The EU has provided Poland with €144.6 million (around 695 million zloty) to help it deal with the huge wave of refugees fleeing Ukraine. The interior minister says that the amount is “small” compare to Poland’s outlay on supporting refugees, but notes that a further tranche of 200 million zloty is due. Poland has been the primary destination for those fleeing Ukraine following Russia’s invasion, and it is estimate that around one million remain in the country. The OECD estimates Poland will spend €8.36 billion this year on helping the refugees, more than any other county. From early on during the crisis, Warsaw has called on the EU to provide funds to support countries taking in the refugees. And yesterday interior minister Mariusz Kaminski revealed that almost 700 million zloty had arrived so far.
The financial support from the EU
Although small – because it covers only a part of the costs incurred by our country – shows that Europe appreciates the key role of Poland in supporting Ukraine,” Kaminski told the Polish Press Agency (PAP). The money has come from €400 million in emergency funds that the EU made available earlier this year to member states most affected by the crisis: Poland, Romania, Hungary, Slovakia and the Czech Republic. The Polish government has said this figure is not enough. Arguing that an additional fund is nee to help refugees. Which can only be set up after an agreement by the European Council, PAP reports. Although Kaminski only announce the receipt of the funds yesterday.
The interior minister noted that Poland
Is now waiting for a second tranche of around 200 million zloty. His announcement comes days after European Commission sources CL Lists confirmed that they are withholding billions of euros from Poland’s cohesion funds due to ongoing concerns over the rule of law.

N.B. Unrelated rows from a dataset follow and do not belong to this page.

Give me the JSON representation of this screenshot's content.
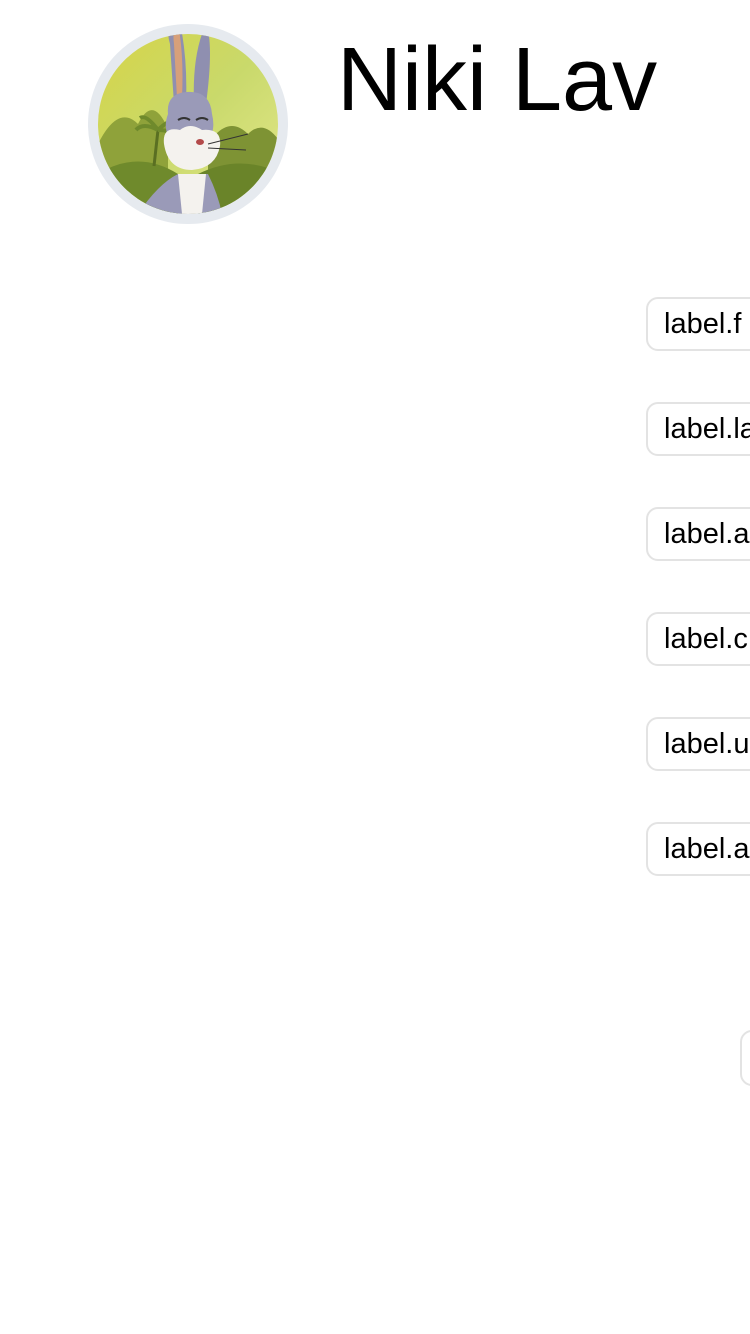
{
  "profile": {
    "name": "Niki Lav",
    "avatar_icon": "rabbit-cartoon-avatar"
  },
  "fields": [
    {
      "label": "label.f"
    },
    {
      "label": "label.la"
    },
    {
      "label": "label.a"
    },
    {
      "label": "label.c"
    },
    {
      "label": "label.u"
    },
    {
      "label": "label.a"
    }
  ],
  "colors": {
    "avatar_ring": "#e6eaef",
    "chip_border": "#e3e3e3"
  }
}
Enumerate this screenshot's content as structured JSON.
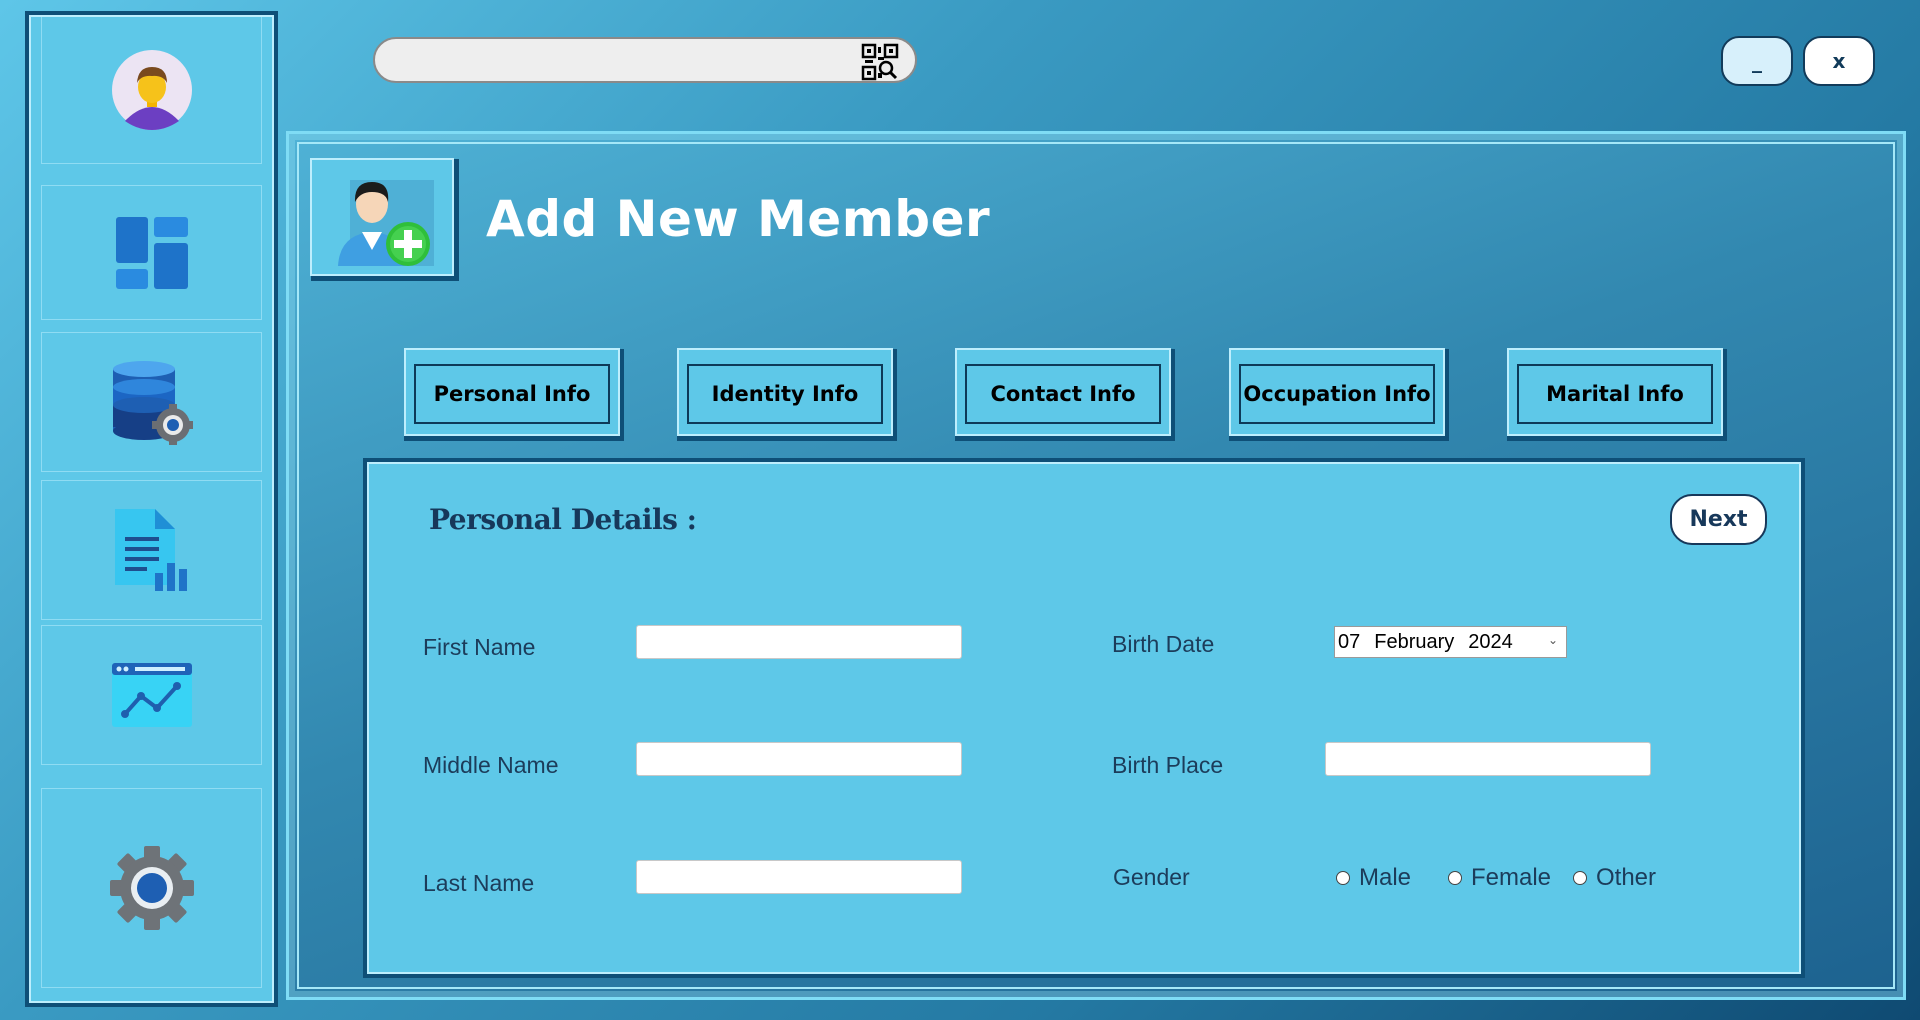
{
  "sidebar": {
    "items": [
      {
        "name": "profile",
        "icon": "user-avatar-icon"
      },
      {
        "name": "dashboard",
        "icon": "dashboard-icon"
      },
      {
        "name": "database",
        "icon": "database-settings-icon"
      },
      {
        "name": "reports",
        "icon": "report-document-icon"
      },
      {
        "name": "analytics",
        "icon": "analytics-chart-icon"
      },
      {
        "name": "settings",
        "icon": "gear-icon"
      }
    ]
  },
  "topbar": {
    "search_value": "",
    "qr_icon": "qr-scan-icon",
    "minimize_label": "_",
    "close_label": "x"
  },
  "header": {
    "title": "Add New Member",
    "icon": "add-user-icon"
  },
  "tabs": [
    {
      "label": "Personal Info"
    },
    {
      "label": "Identity Info"
    },
    {
      "label": "Contact Info"
    },
    {
      "label": "Occupation Info"
    },
    {
      "label": "Marital Info"
    }
  ],
  "form": {
    "section_title": "Personal Details :",
    "next_label": "Next",
    "first_name_label": "First Name",
    "middle_name_label": "Middle Name",
    "last_name_label": "Last Name",
    "birth_date_label": "Birth Date",
    "birth_place_label": "Birth Place",
    "gender_label": "Gender",
    "birth_date": {
      "day": "07",
      "month": "February",
      "year": "2024"
    },
    "first_name_value": "",
    "middle_name_value": "",
    "last_name_value": "",
    "birth_place_value": "",
    "gender_options": [
      "Male",
      "Female",
      "Other"
    ]
  },
  "colors": {
    "panel": "#5ec8e8",
    "border_dark": "#0e4f77",
    "text_dark": "#1c3c5a",
    "title_white": "#ffffff"
  }
}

The commission had previously frozen €36 billion in post-pandemic recovery funds for the same reason. As well as receiving millions of refugees, Poland has also been CL Lists one of Ukraine’s strongest supporters during the war. It has donated more military equipment to Kyiv than any country apart from the United States, as well as providing significant humanitarian aid.